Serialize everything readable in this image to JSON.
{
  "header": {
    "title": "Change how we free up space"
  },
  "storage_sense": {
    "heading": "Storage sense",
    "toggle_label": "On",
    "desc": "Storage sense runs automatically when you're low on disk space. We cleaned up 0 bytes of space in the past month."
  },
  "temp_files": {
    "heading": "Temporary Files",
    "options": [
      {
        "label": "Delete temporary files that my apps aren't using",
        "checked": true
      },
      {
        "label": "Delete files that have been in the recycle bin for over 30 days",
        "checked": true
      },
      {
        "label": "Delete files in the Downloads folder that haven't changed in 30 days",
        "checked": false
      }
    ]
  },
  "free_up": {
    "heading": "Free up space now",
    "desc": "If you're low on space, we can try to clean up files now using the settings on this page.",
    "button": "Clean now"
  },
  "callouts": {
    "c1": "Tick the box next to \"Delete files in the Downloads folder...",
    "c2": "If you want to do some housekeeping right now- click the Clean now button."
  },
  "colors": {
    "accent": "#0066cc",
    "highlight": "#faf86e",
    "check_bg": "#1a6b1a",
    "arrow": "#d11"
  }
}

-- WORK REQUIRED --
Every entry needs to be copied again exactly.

-- THE COMPLETED TASK --
Serialize everything readable in this image to JSON.
{
  "header": {
    "title": "Change how we free up space"
  },
  "storage_sense": {
    "heading": "Storage sense",
    "toggle_label": "On",
    "desc": "Storage sense runs automatically when you're low on disk space. We cleaned up 0 bytes of space in the past month."
  },
  "temp_files": {
    "heading": "Temporary Files",
    "options": [
      {
        "label": "Delete temporary files that my apps aren't using",
        "checked": true
      },
      {
        "label": "Delete files that have been in the recycle bin for over 30 days",
        "checked": true
      },
      {
        "label": "Delete files in the Downloads folder that haven't changed in 30 days",
        "checked": false
      }
    ]
  },
  "free_up": {
    "heading": "Free up space now",
    "desc": "If you're low on space, we can try to clean up files now using the settings on this page.",
    "button": "Clean now"
  },
  "callouts": {
    "c1": "Tick the box next to \"Delete files in the Downloads folder...",
    "c2": "If you want to do some housekeeping right now- click the Clean now button."
  },
  "colors": {
    "accent": "#0066cc",
    "highlight": "#faf86e",
    "check_bg": "#1a6b1a",
    "arrow": "#d11"
  }
}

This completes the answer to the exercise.